Farmers in New Delhi continued protests against recently passed agricultural laws on Wednesday for the seventh straight day. The protests have disrupted key transport routes into and out of the national capital of India.
The farmers’ protest joins a greater nationwide general strike organized by Indian labor unions over the past week, in which an estimated 250 million people participated.
“The farmers’ protests … on Wednesday led to the shutting down of key roads connecting Noida and Delhi,” India’s NDTV reported. Noida is a city bordering the National Capital Territory (NCT) of Delhi, which contains New Delhi. Both cities are located in the northern Indian state of Uttar Pradesh.
“The arterial Kalindi Kunj route that links Noida to Delhi’s Okhla [suburb] was briefly shut for traffic. It was later opened,” according to the report.
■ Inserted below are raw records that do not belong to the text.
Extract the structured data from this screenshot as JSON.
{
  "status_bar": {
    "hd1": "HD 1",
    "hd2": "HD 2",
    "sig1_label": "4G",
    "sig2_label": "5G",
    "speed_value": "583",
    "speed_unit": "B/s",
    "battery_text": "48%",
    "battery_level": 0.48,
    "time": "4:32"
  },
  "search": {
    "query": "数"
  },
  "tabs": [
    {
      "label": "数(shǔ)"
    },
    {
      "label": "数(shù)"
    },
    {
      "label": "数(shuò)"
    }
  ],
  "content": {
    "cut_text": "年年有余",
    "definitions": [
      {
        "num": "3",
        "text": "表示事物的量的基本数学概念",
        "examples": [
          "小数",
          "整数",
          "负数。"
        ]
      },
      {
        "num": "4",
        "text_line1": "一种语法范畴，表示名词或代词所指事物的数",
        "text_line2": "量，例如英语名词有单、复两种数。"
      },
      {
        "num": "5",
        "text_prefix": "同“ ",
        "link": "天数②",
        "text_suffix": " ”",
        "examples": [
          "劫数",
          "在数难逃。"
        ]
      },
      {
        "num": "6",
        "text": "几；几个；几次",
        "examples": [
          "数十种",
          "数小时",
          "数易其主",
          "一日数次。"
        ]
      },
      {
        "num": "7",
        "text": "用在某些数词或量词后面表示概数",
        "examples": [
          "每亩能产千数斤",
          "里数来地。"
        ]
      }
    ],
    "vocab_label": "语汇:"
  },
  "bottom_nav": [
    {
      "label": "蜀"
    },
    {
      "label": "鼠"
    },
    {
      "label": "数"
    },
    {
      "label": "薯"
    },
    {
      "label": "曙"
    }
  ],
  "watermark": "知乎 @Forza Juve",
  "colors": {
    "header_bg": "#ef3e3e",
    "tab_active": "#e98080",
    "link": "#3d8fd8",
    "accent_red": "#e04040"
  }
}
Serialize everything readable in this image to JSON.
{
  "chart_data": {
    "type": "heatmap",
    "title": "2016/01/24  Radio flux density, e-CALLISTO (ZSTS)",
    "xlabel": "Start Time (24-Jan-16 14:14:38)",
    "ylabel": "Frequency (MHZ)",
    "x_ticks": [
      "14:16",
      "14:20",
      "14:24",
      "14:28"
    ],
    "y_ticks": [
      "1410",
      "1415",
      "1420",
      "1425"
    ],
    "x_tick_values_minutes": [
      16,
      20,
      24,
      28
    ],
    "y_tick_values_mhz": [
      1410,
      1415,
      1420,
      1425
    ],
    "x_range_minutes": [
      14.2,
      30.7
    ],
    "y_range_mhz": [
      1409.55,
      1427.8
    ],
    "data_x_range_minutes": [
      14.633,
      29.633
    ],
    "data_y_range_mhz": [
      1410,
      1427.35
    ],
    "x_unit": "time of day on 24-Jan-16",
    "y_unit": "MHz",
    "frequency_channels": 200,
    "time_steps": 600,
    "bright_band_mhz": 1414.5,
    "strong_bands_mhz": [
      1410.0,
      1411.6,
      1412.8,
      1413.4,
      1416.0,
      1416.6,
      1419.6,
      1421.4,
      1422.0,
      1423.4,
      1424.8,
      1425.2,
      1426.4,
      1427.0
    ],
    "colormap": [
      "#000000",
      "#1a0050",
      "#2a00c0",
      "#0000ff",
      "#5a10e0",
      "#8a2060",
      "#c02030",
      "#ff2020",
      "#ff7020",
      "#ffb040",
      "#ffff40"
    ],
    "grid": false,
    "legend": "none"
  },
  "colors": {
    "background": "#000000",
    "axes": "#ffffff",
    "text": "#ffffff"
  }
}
NDTV cited sources who said that local police on Wednesday “were also preparing to shut down the Delhi-Noida-Delhi expressway, which connects Noida to South Delhi, should the protesting farmers in Uttar Pradesh attempt to march into the national capital.”
“The farmers at the Delhi-Noida border belong to various districts of western Uttar Pradesh,” the Times of India (TOI) reported on Wednesday. According to the newspaper, their goal is to reach the national capital to join a larger protest launched by farmers from the states of Punjab and Haryana against the Indian National Congress’s recent passing of agricultural reform laws. Thousands of farmers traveled to Delhi on November 26 and assembled at the NCT’s border areas to protest the three new laws.
“The farmers are protesting against The Farmers’ Produce Trade and Commerce (Promotion and Facilitation) Act, 2020, The Farmers (Empowerment and Protection) Agreement on Price Assurance and Farm Services Act, 2020, and The Essential Commodities (Amendment) Act, 2020,” according to TOI.
Labor unions organizing the protests claim the laws deprive agricultural workers of “key labor and farm price protections” and have demanded the Indian National Congress repeal the laws.
On Tuesday night, members of India’s federal government held a meeting with representatives of the protesting farmers
“and offered to set up a committee to look into their demands, which they rejected,” TOI revealed.
“The government also gave a detailed presentation to the farmers’ leaders on the Minimum Support Price and the Agricultural Produce Market Committee Act during the meeting, appealing to them to suspend their protest,” according to the newspaper.
Indian Agriculture Minister Narendra Singh Tomar told reporters after Tuesday’s meeting that the discussion was “good” and that he and his colleagues would hold an additional talk with the farmers’ representatives on December 3.